Investors really aren't buying Musk's plan for Tesla
Posted August 9, 2018 6:02 p.m. EDT
(CNN Money) — Investors have serious doubts about Elon Musk's plan to take Tesla private.
In two days, the stock has erased the 8.6% gain that followed Musk's surprise announcement on Twitter that he had secured funding to take the electric car maker off the public market. That includes a 4.8% drop on Thursday.
"The number one issue is simply that the investment community is uncertain about where this funding" is coming from, said Rebecca Lindland, an industry analyst with Kelley Blue Book.
Lindland said investors probably took a few days to ask around, and were short on answers.
"The investment community, like almost any industry, is fairly small and tight-knit," she said. "Yesterday was a day of exploration."
Answers aren't coming from Musk, either.
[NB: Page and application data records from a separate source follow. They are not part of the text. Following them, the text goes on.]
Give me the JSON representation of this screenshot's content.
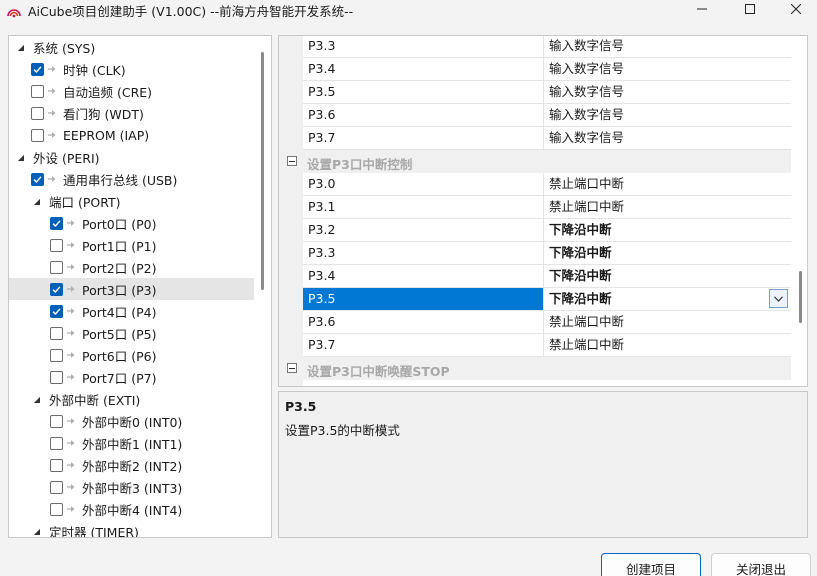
{
  "window": {
    "title": "AiCube项目创建助手 (V1.00C) --前海方舟智能开发系统--",
    "icons": {
      "app": "aicube-logo-icon",
      "minimize": "minimize-icon",
      "maximize": "maximize-icon",
      "close": "close-icon"
    }
  },
  "tree": {
    "items": [
      {
        "label": "系统 (SYS)",
        "expander": "expanded",
        "checkbox": false,
        "checked": false
      },
      {
        "label": "时钟 (CLK)",
        "expander": "none",
        "checkbox": true,
        "checked": true
      },
      {
        "label": "自动追频 (CRE)",
        "expander": "none",
        "checkbox": true,
        "checked": false
      },
      {
        "label": "看门狗 (WDT)",
        "expander": "none",
        "checkbox": true,
        "checked": false
      },
      {
        "label": "EEPROM (IAP)",
        "expander": "none",
        "checkbox": true,
        "checked": false
      },
      {
        "label": "外设 (PERI)",
        "expander": "expanded",
        "checkbox": false,
        "checked": false
      },
      {
        "label": "通用串行总线 (USB)",
        "expander": "none",
        "checkbox": true,
        "checked": true
      },
      {
        "label": "端口 (PORT)",
        "expander": "expanded",
        "checkbox": false,
        "checked": false
      },
      {
        "label": "Port0口 (P0)",
        "expander": "none",
        "checkbox": true,
        "checked": true
      },
      {
        "label": "Port1口 (P1)",
        "expander": "none",
        "checkbox": true,
        "checked": false
      },
      {
        "label": "Port2口 (P2)",
        "expander": "none",
        "checkbox": true,
        "checked": false
      },
      {
        "label": "Port3口 (P3)",
        "expander": "none",
        "checkbox": true,
        "checked": true,
        "selected": true
      },
      {
        "label": "Port4口 (P4)",
        "expander": "none",
        "checkbox": true,
        "checked": true
      },
      {
        "label": "Port5口 (P5)",
        "expander": "none",
        "checkbox": true,
        "checked": false
      },
      {
        "label": "Port6口 (P6)",
        "expander": "none",
        "checkbox": true,
        "checked": false
      },
      {
        "label": "Port7口 (P7)",
        "expander": "none",
        "checkbox": true,
        "checked": false
      },
      {
        "label": "外部中断 (EXTI)",
        "expander": "expanded",
        "checkbox": false,
        "checked": false
      },
      {
        "label": "外部中断0 (INT0)",
        "expander": "none",
        "checkbox": true,
        "checked": false
      },
      {
        "label": "外部中断1 (INT1)",
        "expander": "none",
        "checkbox": true,
        "checked": false
      },
      {
        "label": "外部中断2 (INT2)",
        "expander": "none",
        "checkbox": true,
        "checked": false
      },
      {
        "label": "外部中断3 (INT3)",
        "expander": "none",
        "checkbox": true,
        "checked": false
      },
      {
        "label": "外部中断4 (INT4)",
        "expander": "none",
        "checkbox": true,
        "checked": false
      },
      {
        "label": "定时器 (TIMER)",
        "expander": "expanded",
        "checkbox": false,
        "checked": false
      }
    ]
  },
  "grid": {
    "rows": [
      {
        "type": "prop",
        "name": "P3.3",
        "value": "输入数字信号",
        "bold": false
      },
      {
        "type": "prop",
        "name": "P3.4",
        "value": "输入数字信号",
        "bold": false
      },
      {
        "type": "prop",
        "name": "P3.5",
        "value": "输入数字信号",
        "bold": false
      },
      {
        "type": "prop",
        "name": "P3.6",
        "value": "输入数字信号",
        "bold": false
      },
      {
        "type": "prop",
        "name": "P3.7",
        "value": "输入数字信号",
        "bold": false
      },
      {
        "type": "category",
        "name": "设置P3口中断控制"
      },
      {
        "type": "prop",
        "name": "P3.0",
        "value": "禁止端口中断",
        "bold": false
      },
      {
        "type": "prop",
        "name": "P3.1",
        "value": "禁止端口中断",
        "bold": false
      },
      {
        "type": "prop",
        "name": "P3.2",
        "value": "下降沿中断",
        "bold": true
      },
      {
        "type": "prop",
        "name": "P3.3",
        "value": "下降沿中断",
        "bold": true
      },
      {
        "type": "prop",
        "name": "P3.4",
        "value": "下降沿中断",
        "bold": true
      },
      {
        "type": "prop",
        "name": "P3.5",
        "value": "下降沿中断",
        "bold": true,
        "selected": true
      },
      {
        "type": "prop",
        "name": "P3.6",
        "value": "禁止端口中断",
        "bold": false
      },
      {
        "type": "prop",
        "name": "P3.7",
        "value": "禁止端口中断",
        "bold": false
      },
      {
        "type": "category",
        "name": "设置P3口中断唤醒STOP"
      }
    ],
    "dropdown_icon": "chevron-down-icon"
  },
  "description": {
    "title": "P3.5",
    "text": "设置P3.5的中断模式"
  },
  "buttons": {
    "create": "创建项目",
    "close": "关闭退出"
  },
  "colors": {
    "accent": "#0078d4",
    "checkbox": "#005fb8",
    "category_text": "#a8a8a8"
  }
}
Beyond his tweets and a blog post explaining the move, Musk hasn't offered details on where the financing would come from. He did say he had secured the funding at $420 per share, 19% above Thursday's closing price.
People are asking "how serious this is," said Cowen analyst Jeff Osborne.
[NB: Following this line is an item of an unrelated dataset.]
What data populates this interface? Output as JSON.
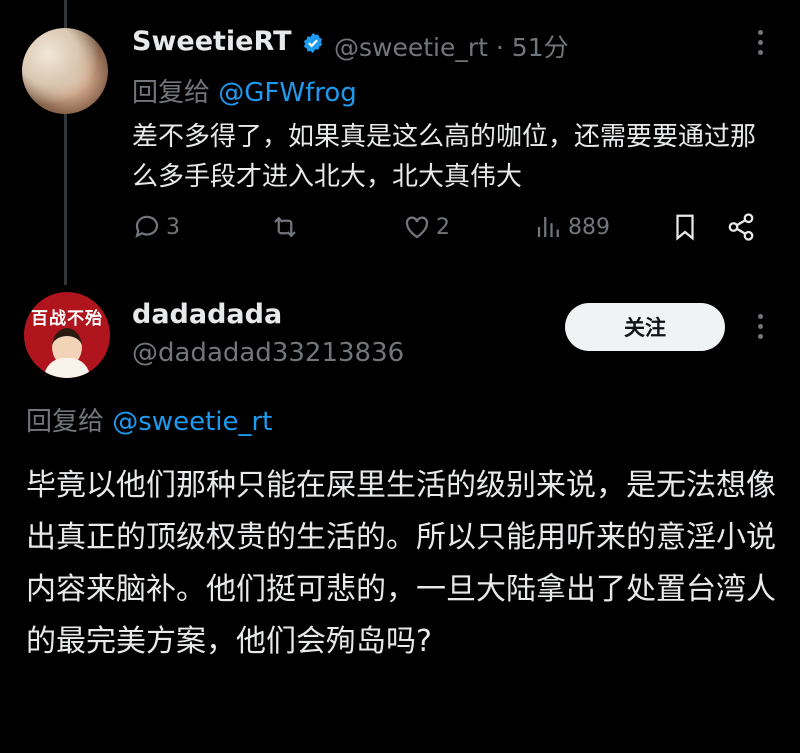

Investors also may have been spooked by reports that the SEC is looking into Tesla.
The Wall Street Journal reported Wednesday that regulators are asking whether Musk's tweet "was truthful." And Bloomberg News reported Thursday that regulators were already gathering information about Tesla's public statements about manufacturing goals and sales targets, and intensified their scrutiny after the Musk tweet.
The SEC declined to comment to CNNMoney. Tesla did not respond to requests for comment.
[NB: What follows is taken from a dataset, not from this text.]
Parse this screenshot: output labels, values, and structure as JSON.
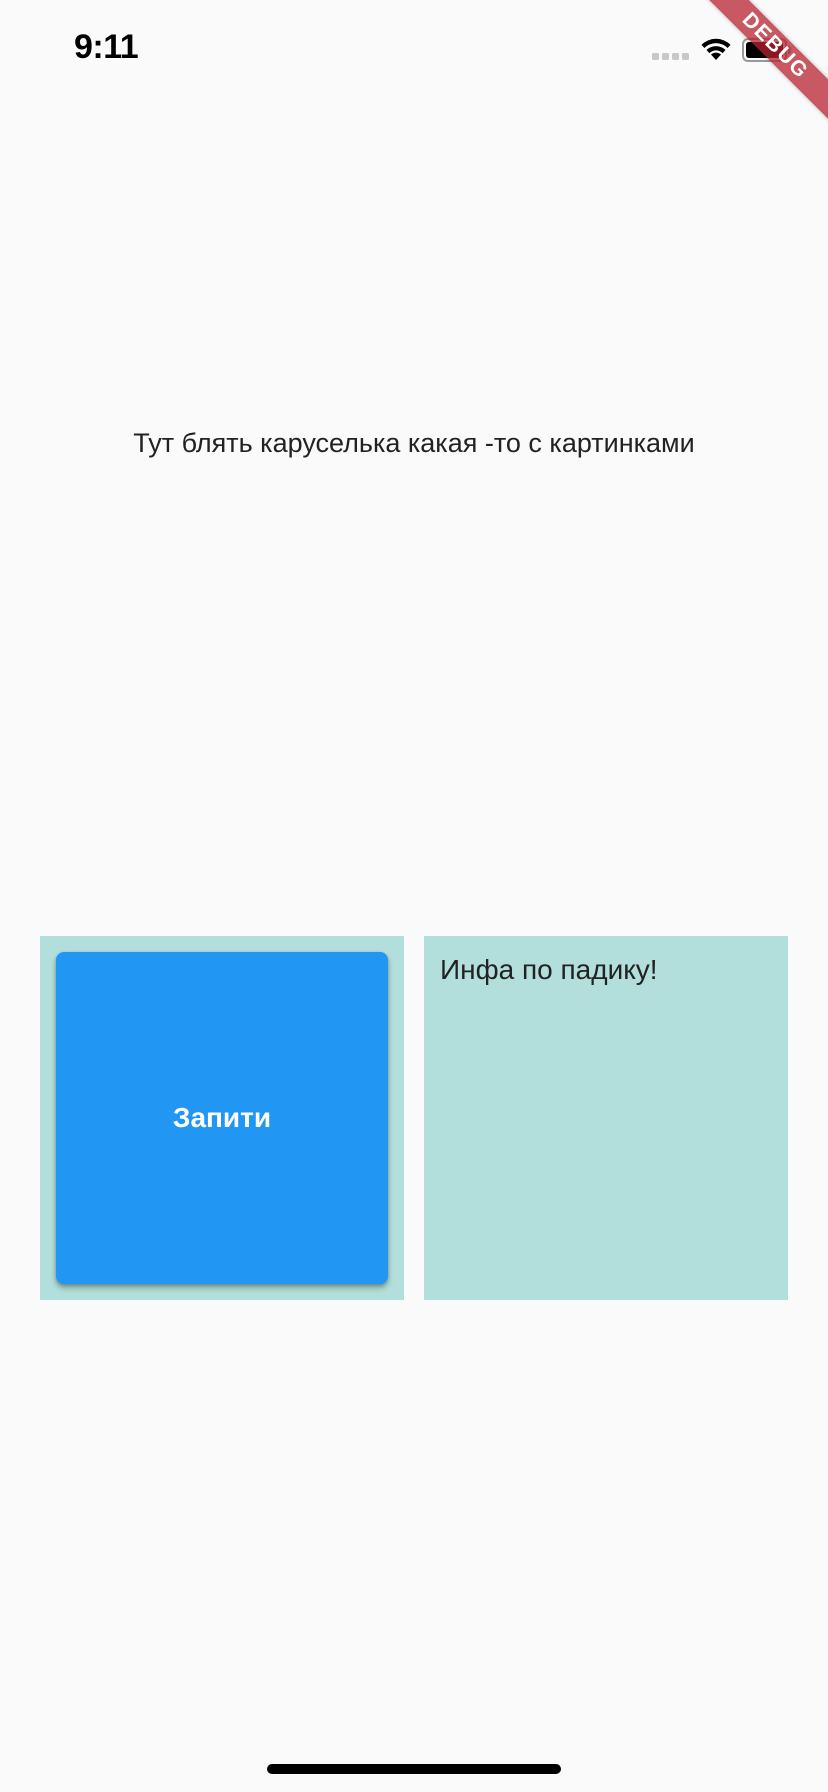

There are plenty of other reasons to doubt Musk's plan.
Tesla needs cash for its $2 billion factory in China, to open more stores and to pay off the debt that's coming due in the next eight months. Plus, the new tax law limits how much interest companies can deduct on their borrowing. That will make it more difficult for companies to carry heavy debt loads — and taking Tesla private would means taking on a great deal of debt.
— CNN's Chris Isidore contributed to this report.